• Work instruction
Your task is to print all of the data word for word.

◆ ◆ ◆ ◆

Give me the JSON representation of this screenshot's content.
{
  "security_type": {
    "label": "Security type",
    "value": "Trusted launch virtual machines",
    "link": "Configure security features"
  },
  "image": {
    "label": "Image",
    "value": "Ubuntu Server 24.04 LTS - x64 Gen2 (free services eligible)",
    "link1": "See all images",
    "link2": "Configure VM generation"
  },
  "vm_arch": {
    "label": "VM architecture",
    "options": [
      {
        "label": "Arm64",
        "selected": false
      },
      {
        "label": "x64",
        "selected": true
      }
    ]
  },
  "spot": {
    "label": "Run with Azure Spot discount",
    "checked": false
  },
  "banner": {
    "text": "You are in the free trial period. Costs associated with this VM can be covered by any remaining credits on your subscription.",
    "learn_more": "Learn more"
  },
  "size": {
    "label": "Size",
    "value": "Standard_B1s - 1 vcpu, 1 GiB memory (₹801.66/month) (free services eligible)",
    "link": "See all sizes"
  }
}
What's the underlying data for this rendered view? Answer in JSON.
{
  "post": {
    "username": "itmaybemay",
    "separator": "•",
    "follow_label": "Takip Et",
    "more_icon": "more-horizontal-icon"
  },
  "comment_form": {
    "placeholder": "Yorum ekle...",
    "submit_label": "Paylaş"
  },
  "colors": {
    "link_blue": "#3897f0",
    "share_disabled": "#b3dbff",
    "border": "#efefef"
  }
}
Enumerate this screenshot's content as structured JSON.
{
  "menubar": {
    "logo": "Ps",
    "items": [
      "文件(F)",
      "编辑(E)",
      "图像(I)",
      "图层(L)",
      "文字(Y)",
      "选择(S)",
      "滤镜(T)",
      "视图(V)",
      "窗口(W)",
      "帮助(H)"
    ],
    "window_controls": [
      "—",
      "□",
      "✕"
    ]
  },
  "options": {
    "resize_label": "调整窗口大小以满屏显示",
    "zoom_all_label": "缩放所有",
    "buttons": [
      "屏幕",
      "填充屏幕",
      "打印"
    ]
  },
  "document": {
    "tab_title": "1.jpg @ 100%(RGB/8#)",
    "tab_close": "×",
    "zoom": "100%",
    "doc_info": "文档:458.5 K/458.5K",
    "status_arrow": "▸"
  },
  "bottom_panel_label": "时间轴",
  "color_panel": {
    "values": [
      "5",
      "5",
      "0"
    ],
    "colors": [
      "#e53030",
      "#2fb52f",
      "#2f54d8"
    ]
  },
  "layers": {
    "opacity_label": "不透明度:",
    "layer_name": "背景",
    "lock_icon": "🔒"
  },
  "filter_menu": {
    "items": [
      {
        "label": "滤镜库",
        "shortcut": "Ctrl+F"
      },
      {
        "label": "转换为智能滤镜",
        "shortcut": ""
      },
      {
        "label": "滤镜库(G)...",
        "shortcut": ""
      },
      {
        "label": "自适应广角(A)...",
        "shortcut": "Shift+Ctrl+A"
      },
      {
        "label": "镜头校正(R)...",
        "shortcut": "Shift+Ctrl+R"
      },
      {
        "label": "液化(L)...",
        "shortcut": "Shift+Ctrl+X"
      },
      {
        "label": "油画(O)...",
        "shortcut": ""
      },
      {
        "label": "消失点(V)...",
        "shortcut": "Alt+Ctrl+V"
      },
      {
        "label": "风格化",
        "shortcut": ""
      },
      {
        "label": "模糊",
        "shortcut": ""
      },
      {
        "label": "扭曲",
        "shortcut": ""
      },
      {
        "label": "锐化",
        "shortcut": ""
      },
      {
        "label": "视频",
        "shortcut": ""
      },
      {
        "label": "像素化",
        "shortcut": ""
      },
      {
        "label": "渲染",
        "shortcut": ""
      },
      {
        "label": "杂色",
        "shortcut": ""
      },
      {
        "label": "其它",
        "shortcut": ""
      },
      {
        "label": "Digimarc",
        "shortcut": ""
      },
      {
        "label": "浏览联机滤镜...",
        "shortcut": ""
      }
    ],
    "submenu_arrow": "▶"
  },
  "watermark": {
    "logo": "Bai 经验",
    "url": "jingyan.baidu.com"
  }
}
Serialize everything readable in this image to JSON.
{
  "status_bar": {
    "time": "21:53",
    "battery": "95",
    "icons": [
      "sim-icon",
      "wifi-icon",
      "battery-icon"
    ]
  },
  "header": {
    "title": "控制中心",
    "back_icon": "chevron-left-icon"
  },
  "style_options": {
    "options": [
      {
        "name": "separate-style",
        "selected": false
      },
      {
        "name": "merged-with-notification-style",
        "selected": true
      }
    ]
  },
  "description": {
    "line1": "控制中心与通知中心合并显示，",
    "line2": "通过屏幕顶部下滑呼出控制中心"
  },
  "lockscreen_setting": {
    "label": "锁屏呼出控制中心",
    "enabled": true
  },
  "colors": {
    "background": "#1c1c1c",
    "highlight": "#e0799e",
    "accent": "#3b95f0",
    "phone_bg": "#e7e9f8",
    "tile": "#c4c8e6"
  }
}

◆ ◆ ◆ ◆

• Answer
Give me the JSON representation of this screenshot's content.
{
  "security_type": {
    "label": "Security type",
    "value": "Trusted launch virtual machines",
    "link": "Configure security features"
  },
  "image": {
    "label": "Image",
    "value": "Ubuntu Server 24.04 LTS - x64 Gen2 (free services eligible)",
    "link1": "See all images",
    "link2": "Configure VM generation"
  },
  "vm_arch": {
    "label": "VM architecture",
    "options": [
      {
        "label": "Arm64",
        "selected": false
      },
      {
        "label": "x64",
        "selected": true
      }
    ]
  },
  "spot": {
    "label": "Run with Azure Spot discount",
    "checked": false
  },
  "banner": {
    "text": "You are in the free trial period. Costs associated with this VM can be covered by any remaining credits on your subscription.",
    "learn_more": "Learn more"
  },
  "size": {
    "label": "Size",
    "value": "Standard_B1s - 1 vcpu, 1 GiB memory (₹801.66/month) (free services eligible)",
    "link": "See all sizes"
  }
}
What's the underlying data for this rendered view? Answer in JSON.
{
  "post": {
    "username": "itmaybemay",
    "separator": "•",
    "follow_label": "Takip Et",
    "more_icon": "more-horizontal-icon"
  },
  "comment_form": {
    "placeholder": "Yorum ekle...",
    "submit_label": "Paylaş"
  },
  "colors": {
    "link_blue": "#3897f0",
    "share_disabled": "#b3dbff",
    "border": "#efefef"
  }
}
Enumerate this screenshot's content as structured JSON.
{
  "menubar": {
    "logo": "Ps",
    "items": [
      "文件(F)",
      "编辑(E)",
      "图像(I)",
      "图层(L)",
      "文字(Y)",
      "选择(S)",
      "滤镜(T)",
      "视图(V)",
      "窗口(W)",
      "帮助(H)"
    ],
    "window_controls": [
      "—",
      "□",
      "✕"
    ]
  },
  "options": {
    "resize_label": "调整窗口大小以满屏显示",
    "zoom_all_label": "缩放所有",
    "buttons": [
      "屏幕",
      "填充屏幕",
      "打印"
    ]
  },
  "document": {
    "tab_title": "1.jpg @ 100%(RGB/8#)",
    "tab_close": "×",
    "zoom": "100%",
    "doc_info": "文档:458.5 K/458.5K",
    "status_arrow": "▸"
  },
  "bottom_panel_label": "时间轴",
  "color_panel": {
    "values": [
      "5",
      "5",
      "0"
    ],
    "colors": [
      "#e53030",
      "#2fb52f",
      "#2f54d8"
    ]
  },
  "layers": {
    "opacity_label": "不透明度:",
    "layer_name": "背景",
    "lock_icon": "🔒"
  },
  "filter_menu": {
    "items": [
      {
        "label": "滤镜库",
        "shortcut": "Ctrl+F"
      },
      {
        "label": "转换为智能滤镜",
        "shortcut": ""
      },
      {
        "label": "滤镜库(G)...",
        "shortcut": ""
      },
      {
        "label": "自适应广角(A)...",
        "shortcut": "Shift+Ctrl+A"
      },
      {
        "label": "镜头校正(R)...",
        "shortcut": "Shift+Ctrl+R"
      },
      {
        "label": "液化(L)...",
        "shortcut": "Shift+Ctrl+X"
      },
      {
        "label": "油画(O)...",
        "shortcut": ""
      },
      {
        "label": "消失点(V)...",
        "shortcut": "Alt+Ctrl+V"
      },
      {
        "label": "风格化",
        "shortcut": ""
      },
      {
        "label": "模糊",
        "shortcut": ""
      },
      {
        "label": "扭曲",
        "shortcut": ""
      },
      {
        "label": "锐化",
        "shortcut": ""
      },
      {
        "label": "视频",
        "shortcut": ""
      },
      {
        "label": "像素化",
        "shortcut": ""
      },
      {
        "label": "渲染",
        "shortcut": ""
      },
      {
        "label": "杂色",
        "shortcut": ""
      },
      {
        "label": "其它",
        "shortcut": ""
      },
      {
        "label": "Digimarc",
        "shortcut": ""
      },
      {
        "label": "浏览联机滤镜...",
        "shortcut": ""
      }
    ],
    "submenu_arrow": "▶"
  },
  "watermark": {
    "logo": "Bai 经验",
    "url": "jingyan.baidu.com"
  }
}
Serialize everything readable in this image to JSON.
{
  "status_bar": {
    "time": "21:53",
    "battery": "95",
    "icons": [
      "sim-icon",
      "wifi-icon",
      "battery-icon"
    ]
  },
  "header": {
    "title": "控制中心",
    "back_icon": "chevron-left-icon"
  },
  "style_options": {
    "options": [
      {
        "name": "separate-style",
        "selected": false
      },
      {
        "name": "merged-with-notification-style",
        "selected": true
      }
    ]
  },
  "description": {
    "line1": "控制中心与通知中心合并显示，",
    "line2": "通过屏幕顶部下滑呼出控制中心"
  },
  "lockscreen_setting": {
    "label": "锁屏呼出控制中心",
    "enabled": true
  },
  "colors": {
    "background": "#1c1c1c",
    "highlight": "#e0799e",
    "accent": "#3b95f0",
    "phone_bg": "#e7e9f8",
    "tile": "#c4c8e6"
  }
}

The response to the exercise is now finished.